Julianne , the site Manager and Anna ( Visitor Experience Manager) spent most of the day with them and in the afternoon they took footage of some of our reserve volunteers doing some tree popping (clearing areas of saplings with a fascinating tool which lifts the tree with most of the roots out of the ground ) Roger Parsons , Reserve volunteer was interviewed too and gave a very good account

The programme is due to be shown on Sunday 20th March (6.45pm) so don't forget to make a note to watch the programme

Wednesday, 9 March 2016

Eight million birds killed illegally every year at 20 eastern Mediterranean locations

Eight million birds killed illegally every year at 20 eastern Mediterranean locations

BirdLife International scientists have estimated that just 20 locations in the eastern Mediterranean may be responsible for eight million individual birds being illegally killed or taken alive each year.

In the paper 'Preliminary assessment of the scope and scale of illegal killing and taking of birds in the Mediterranean' published this week in the scientific journal Bird Conservation International, the authors present a detailed analysis of how many individual birds and which species are impacted, where the 20 worst locations are and why different species are targeted in each country.

"We were shocked to discover that 25 million individuals of over 450 species are estimated to be illegally killed or taken alive in the Mediterranean region per year, mainly for food (eaten as a delicacy or sold for profit), sport and for use as cage birds or hunting decoys," Dr Anne-Laure Brochet, lead author of the report, said. "Importantly, eight million birds are estimated to be killed or taken at just 20 locations. Given the uncertainty around these numbers because of the difficulty in documenting illegal activities, the total could be anywhere from five to 11 million."

These 20 worst locations are found in just four countries: Cyprus, Egypt, Lebanon and Syria.
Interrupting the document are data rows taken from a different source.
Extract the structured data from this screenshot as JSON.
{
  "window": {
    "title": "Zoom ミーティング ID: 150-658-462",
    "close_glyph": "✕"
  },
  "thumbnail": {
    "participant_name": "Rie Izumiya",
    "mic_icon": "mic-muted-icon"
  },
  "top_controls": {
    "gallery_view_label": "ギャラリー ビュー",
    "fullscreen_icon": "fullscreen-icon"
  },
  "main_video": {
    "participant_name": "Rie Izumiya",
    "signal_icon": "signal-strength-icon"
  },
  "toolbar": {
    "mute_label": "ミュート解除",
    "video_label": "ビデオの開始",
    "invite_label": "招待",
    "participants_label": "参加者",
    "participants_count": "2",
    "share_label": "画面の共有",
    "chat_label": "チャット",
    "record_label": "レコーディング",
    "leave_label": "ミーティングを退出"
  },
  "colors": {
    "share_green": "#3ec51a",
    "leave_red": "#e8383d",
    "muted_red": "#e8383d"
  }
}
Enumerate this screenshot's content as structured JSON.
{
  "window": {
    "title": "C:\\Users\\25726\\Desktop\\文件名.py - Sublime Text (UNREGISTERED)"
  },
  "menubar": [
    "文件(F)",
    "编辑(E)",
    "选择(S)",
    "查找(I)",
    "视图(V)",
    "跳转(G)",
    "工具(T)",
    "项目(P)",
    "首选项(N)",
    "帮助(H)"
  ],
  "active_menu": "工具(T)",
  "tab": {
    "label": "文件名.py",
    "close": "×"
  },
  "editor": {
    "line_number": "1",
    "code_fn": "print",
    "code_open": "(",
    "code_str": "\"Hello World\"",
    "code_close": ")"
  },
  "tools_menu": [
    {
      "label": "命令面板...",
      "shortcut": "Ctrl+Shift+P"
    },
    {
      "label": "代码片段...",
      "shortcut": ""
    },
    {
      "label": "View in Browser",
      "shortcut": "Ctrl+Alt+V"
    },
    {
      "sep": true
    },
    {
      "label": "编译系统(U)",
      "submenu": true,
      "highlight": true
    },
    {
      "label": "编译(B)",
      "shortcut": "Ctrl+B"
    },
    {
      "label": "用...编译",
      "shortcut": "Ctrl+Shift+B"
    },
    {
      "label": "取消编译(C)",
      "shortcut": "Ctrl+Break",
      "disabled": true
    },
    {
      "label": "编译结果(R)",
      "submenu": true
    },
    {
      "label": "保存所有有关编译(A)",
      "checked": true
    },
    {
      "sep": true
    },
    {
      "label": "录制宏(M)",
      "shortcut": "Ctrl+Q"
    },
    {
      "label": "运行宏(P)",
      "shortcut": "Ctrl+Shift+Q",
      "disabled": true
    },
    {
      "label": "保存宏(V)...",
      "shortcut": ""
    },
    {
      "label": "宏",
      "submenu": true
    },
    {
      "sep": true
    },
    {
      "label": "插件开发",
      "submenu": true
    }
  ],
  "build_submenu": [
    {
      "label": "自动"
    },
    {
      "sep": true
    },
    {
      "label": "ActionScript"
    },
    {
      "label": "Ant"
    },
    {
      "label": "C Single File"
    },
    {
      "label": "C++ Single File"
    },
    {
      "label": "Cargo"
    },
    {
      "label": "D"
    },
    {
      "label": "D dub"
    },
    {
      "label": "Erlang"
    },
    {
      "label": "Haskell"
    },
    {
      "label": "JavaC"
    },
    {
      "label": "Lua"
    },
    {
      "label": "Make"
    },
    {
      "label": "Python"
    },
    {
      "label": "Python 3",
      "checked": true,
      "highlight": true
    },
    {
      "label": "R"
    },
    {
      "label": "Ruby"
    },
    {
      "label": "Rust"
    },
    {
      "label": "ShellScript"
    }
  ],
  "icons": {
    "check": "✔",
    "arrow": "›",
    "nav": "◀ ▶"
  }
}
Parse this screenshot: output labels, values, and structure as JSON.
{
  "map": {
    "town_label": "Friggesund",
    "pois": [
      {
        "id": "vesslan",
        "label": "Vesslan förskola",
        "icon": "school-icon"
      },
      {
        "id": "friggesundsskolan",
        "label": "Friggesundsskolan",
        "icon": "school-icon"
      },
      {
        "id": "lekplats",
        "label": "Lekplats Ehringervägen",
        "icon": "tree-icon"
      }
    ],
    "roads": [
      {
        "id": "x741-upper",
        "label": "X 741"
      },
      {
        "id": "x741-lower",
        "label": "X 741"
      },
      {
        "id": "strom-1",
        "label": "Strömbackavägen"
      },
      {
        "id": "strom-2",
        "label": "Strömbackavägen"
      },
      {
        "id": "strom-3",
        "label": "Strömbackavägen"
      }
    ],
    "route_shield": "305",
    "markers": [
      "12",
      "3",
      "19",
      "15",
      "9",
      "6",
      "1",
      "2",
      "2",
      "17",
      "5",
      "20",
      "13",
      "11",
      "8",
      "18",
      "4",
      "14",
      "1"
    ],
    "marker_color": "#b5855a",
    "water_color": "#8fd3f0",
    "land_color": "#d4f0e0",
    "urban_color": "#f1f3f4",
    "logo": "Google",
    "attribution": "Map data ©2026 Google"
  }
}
They include the Famagusta area of Cyprus, where 400,000-1 million individual birds are illegally killed or taken each year, and the El Manzala area of Egypt, where 30,000-1.1 million individuals birds are illegally killed or taken each year. Trapping and killing is also prevalent in Greece, and Birdwatch is raising funds to tackle this problem by entering a team in this year's Champions of the Flyway competition in Israel.

The highest estimates of birds illegally killed or taken in the Mediterranean region were for Italy (3-8 million birds), Egypt (300,000-11 million) and Syria (3-5 million), while the density of illegal killing or taking was highest in Malta (18-667 birds per year per sq km), Cyprus (146-351 birds per sq km) and Lebanon (161-335 birds per sq km).

"It was disturbing to find that despite the positive impact of EU legislation, half of the top 10 countries with the highest levels of illegal killing are Member States of the EU. This indicates the need for greater effort to ensure that the EU Birds Directive is fully implemented at national level," said Willem Van den Bossche, co-author of the paper and Flyway Conservation Officer for Europe and Central Asia at BirdLife Europe.

The species affected by illegal killing include Blackcap (1.2-2.4 million individuals per year), European Turtle Dove (300,000-900,000 individuals per year) and Song Thrush (700,000-1.8 million individuals per year), along with many others.

Wednesday, 9 March 2016

Tern Island Update

Tern Island Update

As March moves onwards the clearing work out on Tern Island has finished for the this winter. Over the last four projects over 50 volunteer and staff days have been achieved to clear about 95% of the Island ready for the Shorebird breeding season. Over the next couple of weeks the electric fencing will be erected and then we will wait for the arrival of the Terns in fact the first Sandwich Tern has already been reported in the Harbour. I would like to thank everyone involved for such a successful outcome and watch this space for further news of the up and coming season.